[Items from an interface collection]
◆ ◆ ◆ ◆ ◆
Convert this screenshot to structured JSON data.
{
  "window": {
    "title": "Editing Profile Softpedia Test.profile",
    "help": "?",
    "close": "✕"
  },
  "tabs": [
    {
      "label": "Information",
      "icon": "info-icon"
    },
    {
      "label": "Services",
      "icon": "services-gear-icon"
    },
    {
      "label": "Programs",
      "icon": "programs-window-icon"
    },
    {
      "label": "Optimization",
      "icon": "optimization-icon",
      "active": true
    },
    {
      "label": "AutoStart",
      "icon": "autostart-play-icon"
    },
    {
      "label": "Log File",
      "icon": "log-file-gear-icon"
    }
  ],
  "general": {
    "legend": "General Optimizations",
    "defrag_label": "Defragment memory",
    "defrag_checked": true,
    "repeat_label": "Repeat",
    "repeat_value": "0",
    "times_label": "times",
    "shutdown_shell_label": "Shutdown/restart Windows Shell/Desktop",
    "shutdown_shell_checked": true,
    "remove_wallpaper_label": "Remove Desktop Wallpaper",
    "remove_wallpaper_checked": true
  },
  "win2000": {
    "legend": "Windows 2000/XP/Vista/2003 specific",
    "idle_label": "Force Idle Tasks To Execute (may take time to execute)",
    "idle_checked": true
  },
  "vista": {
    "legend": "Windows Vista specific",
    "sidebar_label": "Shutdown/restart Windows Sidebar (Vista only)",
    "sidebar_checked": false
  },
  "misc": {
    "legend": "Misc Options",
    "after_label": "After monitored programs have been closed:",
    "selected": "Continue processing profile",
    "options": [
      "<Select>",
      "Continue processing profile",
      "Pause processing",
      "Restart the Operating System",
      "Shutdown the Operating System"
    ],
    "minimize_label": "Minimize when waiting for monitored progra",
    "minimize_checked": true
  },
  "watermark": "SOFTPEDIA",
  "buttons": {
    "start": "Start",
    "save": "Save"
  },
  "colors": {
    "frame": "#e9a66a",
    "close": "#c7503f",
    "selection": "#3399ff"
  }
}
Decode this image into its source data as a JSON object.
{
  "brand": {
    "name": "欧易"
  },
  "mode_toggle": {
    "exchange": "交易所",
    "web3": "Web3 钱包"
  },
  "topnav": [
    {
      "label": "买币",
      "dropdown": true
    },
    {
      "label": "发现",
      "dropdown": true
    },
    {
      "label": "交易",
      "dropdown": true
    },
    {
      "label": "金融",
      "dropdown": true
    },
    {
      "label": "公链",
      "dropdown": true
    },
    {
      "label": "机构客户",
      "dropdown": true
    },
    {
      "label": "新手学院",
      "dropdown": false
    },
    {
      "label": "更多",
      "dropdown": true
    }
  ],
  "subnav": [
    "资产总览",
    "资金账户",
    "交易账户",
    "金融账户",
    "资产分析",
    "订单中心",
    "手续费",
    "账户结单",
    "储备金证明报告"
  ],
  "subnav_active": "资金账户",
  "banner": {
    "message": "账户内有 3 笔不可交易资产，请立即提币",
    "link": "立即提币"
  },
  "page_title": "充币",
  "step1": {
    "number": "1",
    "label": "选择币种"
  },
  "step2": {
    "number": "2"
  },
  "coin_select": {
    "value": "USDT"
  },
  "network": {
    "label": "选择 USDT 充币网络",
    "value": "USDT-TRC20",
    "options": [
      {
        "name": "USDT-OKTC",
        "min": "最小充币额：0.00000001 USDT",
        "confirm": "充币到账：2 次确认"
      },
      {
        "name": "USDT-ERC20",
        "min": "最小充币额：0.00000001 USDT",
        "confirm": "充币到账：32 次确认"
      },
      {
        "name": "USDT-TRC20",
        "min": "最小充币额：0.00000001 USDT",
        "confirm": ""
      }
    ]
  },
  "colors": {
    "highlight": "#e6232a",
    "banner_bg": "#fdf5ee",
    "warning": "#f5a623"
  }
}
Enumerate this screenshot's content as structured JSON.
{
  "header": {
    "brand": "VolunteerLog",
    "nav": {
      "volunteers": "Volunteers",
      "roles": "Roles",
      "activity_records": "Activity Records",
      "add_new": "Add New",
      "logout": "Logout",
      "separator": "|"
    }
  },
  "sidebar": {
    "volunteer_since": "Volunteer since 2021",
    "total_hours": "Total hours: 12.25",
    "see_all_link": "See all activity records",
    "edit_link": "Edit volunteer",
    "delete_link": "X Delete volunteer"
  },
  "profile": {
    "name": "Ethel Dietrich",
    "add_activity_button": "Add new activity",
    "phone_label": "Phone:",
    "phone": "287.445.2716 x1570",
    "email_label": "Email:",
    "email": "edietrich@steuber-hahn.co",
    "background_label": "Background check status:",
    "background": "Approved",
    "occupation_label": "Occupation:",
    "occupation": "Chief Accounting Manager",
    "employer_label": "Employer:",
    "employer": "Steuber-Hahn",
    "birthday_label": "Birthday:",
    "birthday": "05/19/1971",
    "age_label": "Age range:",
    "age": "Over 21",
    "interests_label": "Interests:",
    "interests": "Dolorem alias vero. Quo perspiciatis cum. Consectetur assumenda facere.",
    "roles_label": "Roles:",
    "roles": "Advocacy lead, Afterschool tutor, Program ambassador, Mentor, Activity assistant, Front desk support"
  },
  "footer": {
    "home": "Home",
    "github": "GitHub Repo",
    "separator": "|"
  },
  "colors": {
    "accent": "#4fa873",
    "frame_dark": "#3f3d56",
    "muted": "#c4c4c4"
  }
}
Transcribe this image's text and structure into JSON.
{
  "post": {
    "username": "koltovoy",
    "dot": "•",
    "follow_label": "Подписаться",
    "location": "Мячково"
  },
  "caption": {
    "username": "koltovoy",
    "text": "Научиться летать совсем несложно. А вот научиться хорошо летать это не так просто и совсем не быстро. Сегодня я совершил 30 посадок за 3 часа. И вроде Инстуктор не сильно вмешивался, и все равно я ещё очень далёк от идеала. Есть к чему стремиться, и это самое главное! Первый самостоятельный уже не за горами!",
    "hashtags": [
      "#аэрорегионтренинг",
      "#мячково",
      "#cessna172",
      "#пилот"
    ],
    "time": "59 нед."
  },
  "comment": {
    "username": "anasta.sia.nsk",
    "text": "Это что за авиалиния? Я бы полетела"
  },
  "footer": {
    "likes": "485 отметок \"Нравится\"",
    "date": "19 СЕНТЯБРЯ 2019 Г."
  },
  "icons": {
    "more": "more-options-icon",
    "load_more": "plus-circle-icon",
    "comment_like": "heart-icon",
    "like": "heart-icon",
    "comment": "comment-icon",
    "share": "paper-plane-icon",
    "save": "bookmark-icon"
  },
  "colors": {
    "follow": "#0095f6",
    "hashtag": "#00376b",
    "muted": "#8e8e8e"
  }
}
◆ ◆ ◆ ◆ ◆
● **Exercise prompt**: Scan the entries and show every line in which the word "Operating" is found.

● **Written reply**:
      "Restart the Operating System",
      "Shutdown the Operating System"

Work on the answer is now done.